**WORK INSTRUCTIONS:**
Pictures aside, can you reproduce the records word for word?

**SOURCE RECORDS:**
+ + + + + + +
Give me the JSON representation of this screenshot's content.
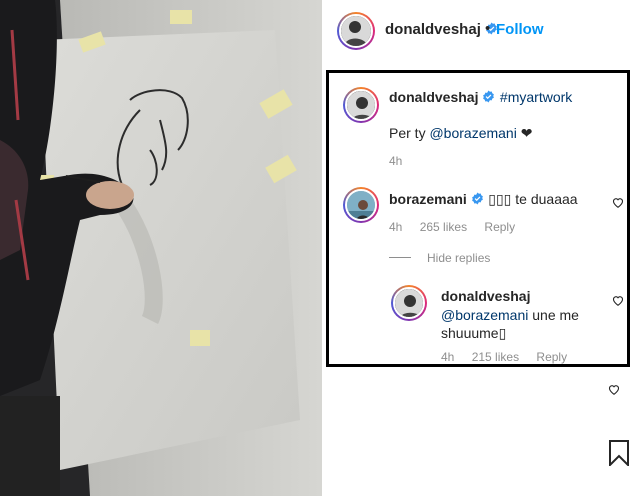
{
  "header": {
    "username": "donaldveshaj",
    "follow_label": "Follow"
  },
  "comments": {
    "caption": {
      "username": "donaldveshaj",
      "hashtag": "#myartwork",
      "text_prefix": "Per ty",
      "mention": "@borazemani",
      "text_suffix": "❤",
      "time": "4h"
    },
    "comment": {
      "username": "borazemani",
      "text": "▯▯▯ te duaaaa",
      "time": "4h",
      "likes": "265 likes",
      "reply_label": "Reply"
    },
    "hide_replies_label": "Hide replies",
    "reply": {
      "username": "donaldveshaj",
      "mention": "@borazemani",
      "text": "une me shuuume▯",
      "time": "4h",
      "likes": "215 likes",
      "reply_label": "Reply"
    }
  },
  "colors": {
    "link": "#00376b",
    "follow": "#0095f6",
    "verified": "#3897f0",
    "muted": "#8e8e8e"
  },
  "icons": {
    "verified": "verified-badge-icon",
    "heart": "heart-outline-icon",
    "bookmark": "bookmark-icon"
  }
}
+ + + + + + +
**THE ANSWER:**
Give me the JSON representation of this screenshot's content.
{
  "header": {
    "username": "donaldveshaj",
    "follow_label": "Follow"
  },
  "comments": {
    "caption": {
      "username": "donaldveshaj",
      "hashtag": "#myartwork",
      "text_prefix": "Per ty",
      "mention": "@borazemani",
      "text_suffix": "❤",
      "time": "4h"
    },
    "comment": {
      "username": "borazemani",
      "text": "▯▯▯ te duaaaa",
      "time": "4h",
      "likes": "265 likes",
      "reply_label": "Reply"
    },
    "hide_replies_label": "Hide replies",
    "reply": {
      "username": "donaldveshaj",
      "mention": "@borazemani",
      "text": "une me shuuume▯",
      "time": "4h",
      "likes": "215 likes",
      "reply_label": "Reply"
    }
  },
  "colors": {
    "link": "#00376b",
    "follow": "#0095f6",
    "verified": "#3897f0",
    "muted": "#8e8e8e"
  },
  "icons": {
    "verified": "verified-badge-icon",
    "heart": "heart-outline-icon",
    "bookmark": "bookmark-icon"
  }
}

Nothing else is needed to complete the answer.